Are you financially ready?
Think beyond baby gear, which is a one-time expense. Factor in the monthly cost of formula if you're not breastfeeding, diapers, clothing, and daycare if both parents are returning to work. Are your jobs stable? Will you have more potential earning power as your child ages and expenses increase? If one of you wants to stay home with the baby, is the other's salary enough to support the family? Are you ready to make the financial sacrifices that may be necessary to raise a child?
Are we ready for another baby?
If you are considering having another baby, it is important to address the previous concerns while also considering how a new baby will affect your family. A new baby decreases the time and attention you have for older children. Think about short-term and long-term advantages and disadvantages to having children close in age and to having them more spaced out. Consider the personalities and needs of your children before deciding when to have another. Also consider that studies have shown that waiting at least 18 months between pregnancies is healthier for the mother and baby.
While there's never a “perfect” time to have a baby, you should wait for a “good” time. Discuss all concerns, and make sure you and your partner are in agreement.
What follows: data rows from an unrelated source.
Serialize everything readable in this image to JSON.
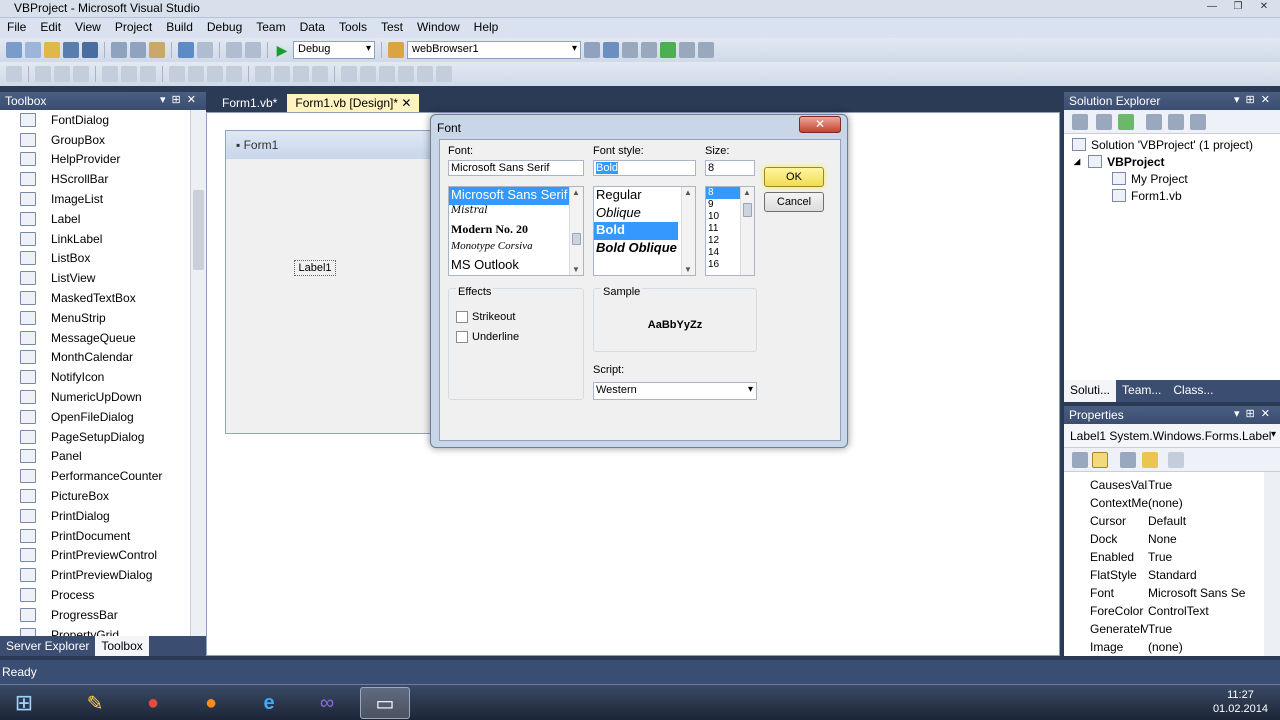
{
  "window": {
    "title": "VBProject - Microsoft Visual Studio"
  },
  "menu": [
    "File",
    "Edit",
    "View",
    "Project",
    "Build",
    "Debug",
    "Team",
    "Data",
    "Tools",
    "Test",
    "Window",
    "Help"
  ],
  "toolbar": {
    "config": "Debug",
    "target": "webBrowser1"
  },
  "toolbox": {
    "title": "Toolbox",
    "items": [
      "FontDialog",
      "GroupBox",
      "HelpProvider",
      "HScrollBar",
      "ImageList",
      "Label",
      "LinkLabel",
      "ListBox",
      "ListView",
      "MaskedTextBox",
      "MenuStrip",
      "MessageQueue",
      "MonthCalendar",
      "NotifyIcon",
      "NumericUpDown",
      "OpenFileDialog",
      "PageSetupDialog",
      "Panel",
      "PerformanceCounter",
      "PictureBox",
      "PrintDialog",
      "PrintDocument",
      "PrintPreviewControl",
      "PrintPreviewDialog",
      "Process",
      "ProgressBar",
      "PropertyGrid"
    ],
    "bottom_tabs": [
      "Server Explorer",
      "Toolbox"
    ]
  },
  "doc_tabs": [
    "Form1.vb*",
    "Form1.vb [Design]*"
  ],
  "designer": {
    "form_title": "Form1",
    "label": "Label1"
  },
  "font_dialog": {
    "title": "Font",
    "font_label": "Font:",
    "font_value": "Microsoft Sans Serif",
    "fonts": [
      "Microsoft Sans Serif",
      "Mistral",
      "Modern No. 20",
      "Monotype Corsiva",
      "MS Outlook"
    ],
    "style_label": "Font style:",
    "style_value": "Bold",
    "styles": [
      "Regular",
      "Oblique",
      "Bold",
      "Bold Oblique"
    ],
    "size_label": "Size:",
    "size_value": "8",
    "sizes": [
      "8",
      "9",
      "10",
      "11",
      "12",
      "14",
      "16"
    ],
    "ok": "OK",
    "cancel": "Cancel",
    "effects_label": "Effects",
    "strikeout": "Strikeout",
    "underline": "Underline",
    "sample_label": "Sample",
    "sample_text": "AaBbYyZz",
    "script_label": "Script:",
    "script_value": "Western"
  },
  "solution_explorer": {
    "title": "Solution Explorer",
    "nodes": [
      "Solution 'VBProject' (1 project)",
      "VBProject",
      "My Project",
      "Form1.vb"
    ],
    "tabs": [
      "Soluti...",
      "Team...",
      "Class..."
    ]
  },
  "properties": {
    "title": "Properties",
    "object": "Label1 System.Windows.Forms.Label",
    "rows": [
      {
        "name": "CausesValidatio",
        "value": "True"
      },
      {
        "name": "ContextMenuStri",
        "value": "(none)"
      },
      {
        "name": "Cursor",
        "value": "Default"
      },
      {
        "name": "Dock",
        "value": "None"
      },
      {
        "name": "Enabled",
        "value": "True"
      },
      {
        "name": "FlatStyle",
        "value": "Standard"
      },
      {
        "name": "Font",
        "value": "Microsoft Sans Se"
      },
      {
        "name": "ForeColor",
        "value": "ControlText"
      },
      {
        "name": "GenerateMembe",
        "value": "True"
      },
      {
        "name": "Image",
        "value": "(none)"
      }
    ]
  },
  "status": {
    "text": "Ready"
  },
  "taskbar": {
    "time": "11:27",
    "date": "01.02.2014"
  }
}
Remember that while it may take a while to get pregnant, you may also conceive right away - be fully prepared before you start trying.